Baked Bluefish

(“Pesce al Forno” – “Pisci ‘Nfurnatu”)


The bluefish is abundant in the Atlantic Ocean and it is a very satisfying pleasure to catch it for his tenacity and force.
When staying in our summer home, often I went fishing in the Long Island Sound, with family members or friends and many times we had the pleasure to catch one or more blue fish.
Most of the time we cleaned the fish, stuff the stomach cavity with herbs, cover it with beat egg’s white, coat it with salt and broil it for 15 to 30 minutes or until cooked through. When the salt and scales were removed, the fine textured flesh and the rich taste were enjoyed by our family and guests.
When we caught lot of fish, we made fillets to make it easy to take it back to the city and give to family and friends or to bake the following day in a tomato, wine and basil sauce. 
There are no bluefish in the Mediterranean Sea, therefore in Sicily we use mackerels in this preparation.

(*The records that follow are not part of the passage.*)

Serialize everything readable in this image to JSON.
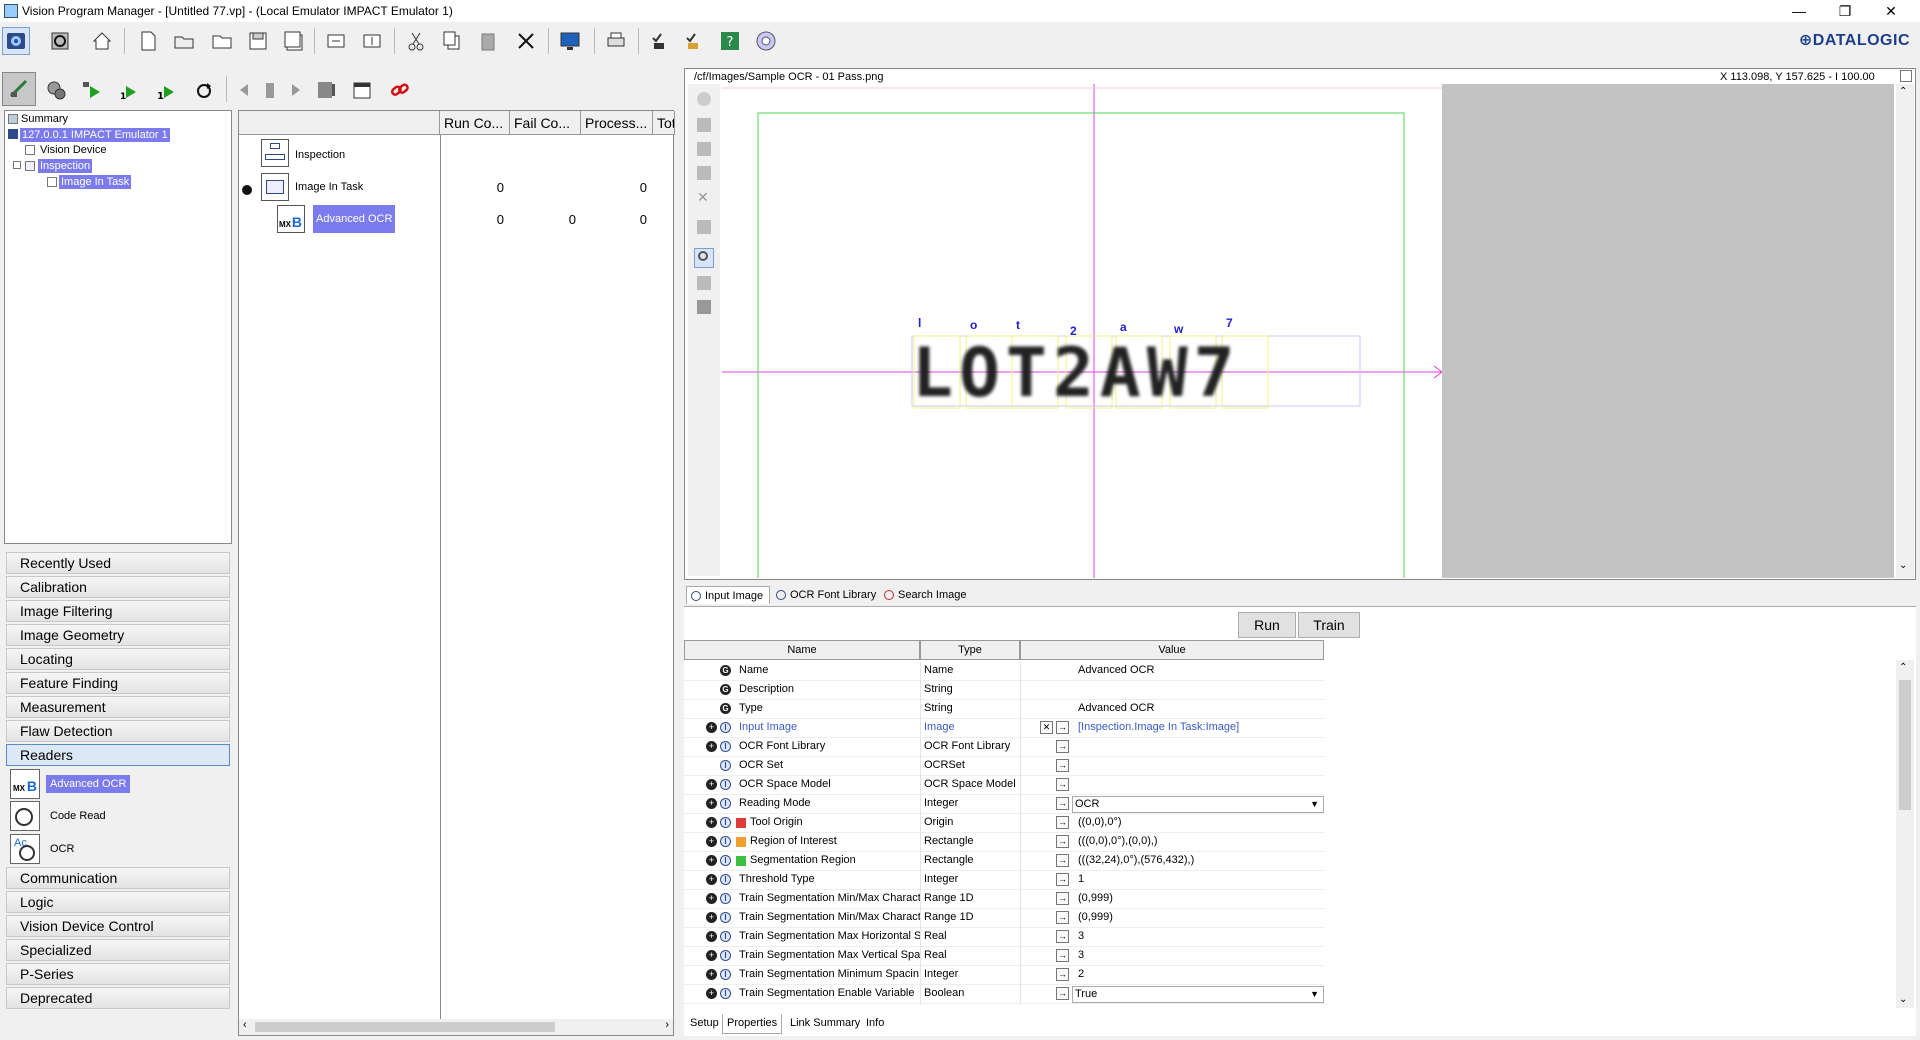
{
  "window": {
    "title": "Vision Program Manager - [Untitled 77.vp] - (Local Emulator IMPACT Emulator 1)",
    "minimize": "—",
    "restore": "❐",
    "close": "✕"
  },
  "brand": "DATALOGIC",
  "tree": {
    "root": "Summary",
    "device": "127.0.0.1 IMPACT Emulator 1",
    "vision_device": "Vision Device",
    "inspection": "Inspection",
    "image_task": "Image In Task"
  },
  "categories": {
    "recently_used": "Recently Used",
    "calibration": "Calibration",
    "image_filtering": "Image Filtering",
    "image_geometry": "Image Geometry",
    "locating": "Locating",
    "feature_finding": "Feature Finding",
    "measurement": "Measurement",
    "flaw_detection": "Flaw Detection",
    "readers": "Readers",
    "communication": "Communication",
    "logic": "Logic",
    "vision_device_control": "Vision Device Control",
    "specialized": "Specialized",
    "p_series": "P-Series",
    "deprecated": "Deprecated"
  },
  "reader_tools": [
    "Advanced OCR",
    "Code Read",
    "OCR"
  ],
  "grid": {
    "headers": [
      "Run Co...",
      "Fail Co...",
      "Process...",
      "Tot"
    ],
    "rows": [
      {
        "name": "Inspection",
        "run": "",
        "fail": "",
        "process": ""
      },
      {
        "name": "Image In Task",
        "run": "0",
        "fail": "",
        "process": "0"
      },
      {
        "name": "Advanced OCR",
        "run": "0",
        "fail": "0",
        "process": "0"
      }
    ]
  },
  "image": {
    "path": "/cf/Images/Sample OCR - 01 Pass.png",
    "coords": "X 113.098, Y 157.625 - I 100.00",
    "ocr_text": "LOT2AW7",
    "ocr_labels": [
      "l",
      "o",
      "t",
      "2",
      "a",
      "w",
      "7"
    ]
  },
  "image_tabs": [
    "Input Image",
    "OCR Font Library",
    "Search Image"
  ],
  "buttons": {
    "run": "Run",
    "train": "Train"
  },
  "props": {
    "headers": {
      "name": "Name",
      "type": "Type",
      "value": "Value"
    },
    "rows": [
      {
        "name": "Name",
        "type": "Name",
        "value": "Advanced OCR"
      },
      {
        "name": "Description",
        "type": "String",
        "value": ""
      },
      {
        "name": "Type",
        "type": "String",
        "value": "Advanced OCR"
      },
      {
        "name": "Input Image",
        "type": "Image",
        "value": "[Inspection.Image In Task:Image]"
      },
      {
        "name": "OCR Font Library",
        "type": "OCR Font Library",
        "value": ""
      },
      {
        "name": "OCR Set",
        "type": "OCRSet",
        "value": ""
      },
      {
        "name": "OCR Space Model",
        "type": "OCR Space Model",
        "value": ""
      },
      {
        "name": "Reading Mode",
        "type": "Integer",
        "value": "OCR"
      },
      {
        "name": "Tool Origin",
        "type": "Origin",
        "value": "((0,0),0°)"
      },
      {
        "name": "Region of Interest",
        "type": "Rectangle",
        "value": "(((0,0),0°),(0,0),)"
      },
      {
        "name": "Segmentation Region",
        "type": "Rectangle",
        "value": "(((32,24),0°),(576,432),)"
      },
      {
        "name": "Threshold Type",
        "type": "Integer",
        "value": "1"
      },
      {
        "name": "Train Segmentation Min/Max Charact",
        "type": "Range 1D",
        "value": "(0,999)"
      },
      {
        "name": "Train Segmentation Min/Max Charact",
        "type": "Range 1D",
        "value": "(0,999)"
      },
      {
        "name": "Train Segmentation Max Horizontal S",
        "type": "Real",
        "value": "3"
      },
      {
        "name": "Train Segmentation Max Vertical Spa",
        "type": "Real",
        "value": "3"
      },
      {
        "name": "Train Segmentation Minimum Spacin",
        "type": "Integer",
        "value": "2"
      },
      {
        "name": "Train Segmentation Enable Variable",
        "type": "Boolean",
        "value": "True"
      }
    ]
  },
  "bottom_tabs": [
    "Setup",
    "Properties",
    "Link Summary",
    "Info"
  ],
  "colors": {
    "selection": "#7b7bee",
    "tool_origin": "#e03b3b",
    "roi": "#f0a030",
    "segmentation": "#3cc040",
    "guide_magenta": "#e040e0",
    "guide_green": "#50d050"
  }
}
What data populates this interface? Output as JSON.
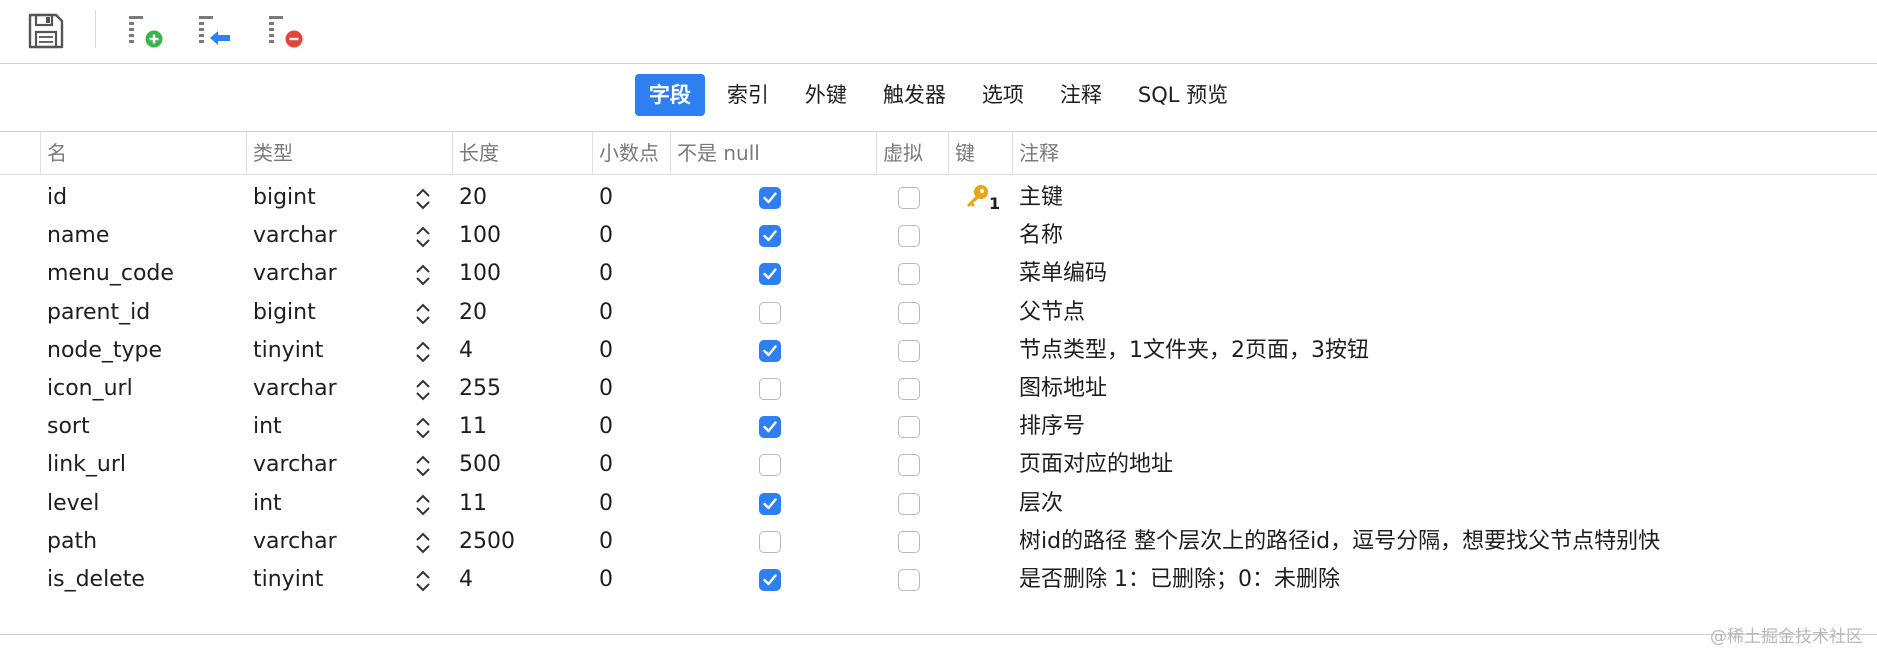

  • 2½ lb. bluefish fillets washed and patted dry. Cut into 4 or 8 pieces
  • 4 medium potatoes (about 1 lb.) thinly sliced and blanched
  • 4 tablespoons of olive oil
  • 4 tomatoes, coarsely chopped (about 1 lb.)
  • 2 garlic cloves, finely chopped
  • ½ cup of white wine
  • ¼ cup of basil leaves, finely chopped
  • Salt and pepper to taste
  • Pinch of hot red pepper flakes (Optional)
  • Basil leaves for garnish


In a medium size bowl combine the 2 tablespoons of oil, tomato, garlic, chopped basil, a pinch of red pepper (optional) and salt and pepper to taste. 
Put aside.
Grease a baking pan with the 2 tablespoons of oil and spread blanched potatoes on it, sprinkle some salt and pepper.


Place fish over potatoes, skin side down. Shake salt and pepper over fish fillets and cover the fillets with the basil- garlic-tomato sauce; pour wine over it. Cover with aluminum foil and bake at 400 degrees for 15 minutes, than remove foil and bake for an additional 15 minutes or until done.
Transfer to a serving dish and garnish with basil leaves. Serve the potatoes as the contorno, “side dish”.